New environment chief to champion Kyoto pact, end to illegal dumping


Seeing the Kyoto climate pact put into force and combating illegal waste dumping are two priorities for newly appointed Environment Minister Shunichi Suzuki, for whom the latter hits close to home.

Caught by surprise when offered a Cabinet portfolio, Suzuki readily admitted not being very familiar with environmental issues, but said he believes his experience working on social issues, as parliamentary vice minister in 1996 of the then Health and Welfare Ministry under Ryutaro Hashimoto, will serve him well.

While at the ministry’s helm, Suzuki said he hopes to follow through on the efforts of Hiroshi Ohki, whom he replaced Monday, and focus on reconciling environmental concerns and economic growth, as mandated by Prime Minister Junichiro Koizumi.

Specifically, Suzuki wants to see the Kyoto Protocol, which mandates cuts in greenhouse gas emissions for industrialized nations, put into force. To facilitate this, he said he hopes Russia will expeditiously ratify the pact.

“We have gone to the trouble of creating one framework that most of the world agrees upon. I think this has to be brought to completion,” he maintained.

To ease doubts about achieving the goals spelled out in the pact, obstacles need to be overcome, including convincing the United States to return to the agreement, which it spurned in March 2001.

“While it may not be possible to get America to participate soon, I will continue our government’s call for the U.S. to rejoin the pact,” he said. “I plan to use all available channels to see that (the protocol) is put into force.”

A four-term House of Representatives member from the Liberal Democratic Party and son of former Prime Minister Zenko Suzuki, Shunichi Suzuki, at 49, is also one of the youngest ministers as well as one of four second-generation politicians in the new Cabinet.

Suzuki’s constituency is in Iwate Prefecture, whose border with Aomori Prefecture is home to the nation’s largest illegal dump site.

“This (illegal dump) is of an unprecedented scale. I think this should be a model case and hope to come up with measures to prevent this from ever occurring again,” Suzuki said, referring to the ministry’s budget request of 2.6 billion yen to clean up the site.

To this end, it will be important to determine who was responsible for the debacle, including prefectural authorities who let the dump grow unchecked for years, he said.

In response to questions about the controversial reclamation of Okinawa’s Awase tidal flats, he said that while the Environment Ministry may not have a legal right to comment on the project, it will “say what needs to be said” in the form of advice to prefectural authorities.

For Suzuki, the appointment as environment minister was an unexpected coincidence of sorts.

“This being the time for appointments, I thought that maybe vice ministers would be appointed at the same time as ministers and (that the phone call telling me to be at the Diet member’s building) might have to do with that. But then the prime minister called me and asked me to cooperate as a member of the Cabinet.”

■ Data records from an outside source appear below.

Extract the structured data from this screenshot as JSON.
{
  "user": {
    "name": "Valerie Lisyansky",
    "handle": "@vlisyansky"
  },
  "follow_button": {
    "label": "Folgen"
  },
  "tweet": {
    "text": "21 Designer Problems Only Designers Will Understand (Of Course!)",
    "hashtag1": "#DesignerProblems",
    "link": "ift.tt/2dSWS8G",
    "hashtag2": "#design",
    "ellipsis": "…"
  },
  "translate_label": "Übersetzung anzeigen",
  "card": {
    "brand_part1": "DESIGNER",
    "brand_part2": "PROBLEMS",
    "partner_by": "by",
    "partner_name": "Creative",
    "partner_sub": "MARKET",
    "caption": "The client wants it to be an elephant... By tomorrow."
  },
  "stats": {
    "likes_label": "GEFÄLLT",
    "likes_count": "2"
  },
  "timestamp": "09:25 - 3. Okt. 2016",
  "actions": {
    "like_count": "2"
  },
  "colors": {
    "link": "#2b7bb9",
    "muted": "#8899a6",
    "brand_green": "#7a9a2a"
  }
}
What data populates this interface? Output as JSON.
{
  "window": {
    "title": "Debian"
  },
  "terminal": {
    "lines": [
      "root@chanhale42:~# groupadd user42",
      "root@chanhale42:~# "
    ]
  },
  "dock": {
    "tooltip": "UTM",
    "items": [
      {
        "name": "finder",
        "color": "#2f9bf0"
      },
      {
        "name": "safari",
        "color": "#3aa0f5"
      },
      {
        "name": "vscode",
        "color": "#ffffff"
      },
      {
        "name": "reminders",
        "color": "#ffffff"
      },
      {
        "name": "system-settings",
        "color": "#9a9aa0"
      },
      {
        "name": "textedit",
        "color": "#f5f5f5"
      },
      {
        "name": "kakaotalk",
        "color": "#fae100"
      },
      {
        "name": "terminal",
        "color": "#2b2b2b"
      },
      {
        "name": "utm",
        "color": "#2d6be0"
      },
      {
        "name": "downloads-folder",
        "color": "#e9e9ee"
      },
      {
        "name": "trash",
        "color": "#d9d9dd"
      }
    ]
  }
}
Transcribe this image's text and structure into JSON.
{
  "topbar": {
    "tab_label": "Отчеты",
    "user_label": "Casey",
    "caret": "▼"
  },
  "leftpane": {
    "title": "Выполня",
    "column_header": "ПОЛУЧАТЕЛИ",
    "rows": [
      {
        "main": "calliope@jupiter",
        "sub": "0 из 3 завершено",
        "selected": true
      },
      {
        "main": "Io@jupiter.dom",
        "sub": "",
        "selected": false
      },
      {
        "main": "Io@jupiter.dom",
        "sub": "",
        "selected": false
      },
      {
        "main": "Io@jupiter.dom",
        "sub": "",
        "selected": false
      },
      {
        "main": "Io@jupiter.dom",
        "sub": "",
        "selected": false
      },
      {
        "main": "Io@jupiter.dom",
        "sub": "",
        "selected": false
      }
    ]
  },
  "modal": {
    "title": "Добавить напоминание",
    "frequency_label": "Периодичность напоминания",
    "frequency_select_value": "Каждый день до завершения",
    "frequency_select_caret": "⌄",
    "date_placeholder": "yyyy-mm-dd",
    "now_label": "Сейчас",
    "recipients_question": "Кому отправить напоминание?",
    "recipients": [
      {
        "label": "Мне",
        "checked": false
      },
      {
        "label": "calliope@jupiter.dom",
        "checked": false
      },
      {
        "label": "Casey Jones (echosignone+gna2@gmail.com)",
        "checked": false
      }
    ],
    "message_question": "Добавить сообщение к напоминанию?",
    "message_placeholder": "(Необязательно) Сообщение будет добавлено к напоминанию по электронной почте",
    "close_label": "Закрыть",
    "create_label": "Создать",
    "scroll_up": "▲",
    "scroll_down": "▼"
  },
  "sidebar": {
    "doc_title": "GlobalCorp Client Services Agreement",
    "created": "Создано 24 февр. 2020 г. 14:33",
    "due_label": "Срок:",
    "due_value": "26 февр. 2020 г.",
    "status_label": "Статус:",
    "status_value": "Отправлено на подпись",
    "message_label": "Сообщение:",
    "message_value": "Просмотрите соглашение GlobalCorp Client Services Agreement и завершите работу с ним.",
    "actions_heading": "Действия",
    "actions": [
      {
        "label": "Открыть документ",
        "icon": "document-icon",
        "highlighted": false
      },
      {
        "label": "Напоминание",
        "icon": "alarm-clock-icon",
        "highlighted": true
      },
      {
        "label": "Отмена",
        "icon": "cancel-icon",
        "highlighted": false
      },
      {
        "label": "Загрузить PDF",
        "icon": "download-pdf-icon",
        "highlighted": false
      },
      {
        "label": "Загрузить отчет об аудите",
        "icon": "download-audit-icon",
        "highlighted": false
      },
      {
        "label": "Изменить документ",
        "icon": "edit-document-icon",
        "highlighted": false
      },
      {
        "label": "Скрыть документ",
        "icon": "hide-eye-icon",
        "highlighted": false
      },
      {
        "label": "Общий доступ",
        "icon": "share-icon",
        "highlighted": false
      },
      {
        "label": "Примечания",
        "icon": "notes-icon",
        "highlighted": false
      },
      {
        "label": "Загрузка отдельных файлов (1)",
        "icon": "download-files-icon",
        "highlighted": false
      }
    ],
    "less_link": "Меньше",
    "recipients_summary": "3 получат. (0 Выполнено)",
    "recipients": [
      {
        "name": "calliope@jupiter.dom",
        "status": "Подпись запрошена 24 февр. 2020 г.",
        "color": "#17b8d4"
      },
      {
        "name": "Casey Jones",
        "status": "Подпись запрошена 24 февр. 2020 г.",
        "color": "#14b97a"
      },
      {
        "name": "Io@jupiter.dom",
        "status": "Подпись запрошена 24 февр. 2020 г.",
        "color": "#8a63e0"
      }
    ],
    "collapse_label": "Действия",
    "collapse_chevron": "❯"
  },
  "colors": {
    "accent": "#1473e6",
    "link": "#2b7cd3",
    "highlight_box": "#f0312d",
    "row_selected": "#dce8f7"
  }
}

His father also assumed his first ministerial position at the age of 49, when he was installed as posts and telecommunications minister.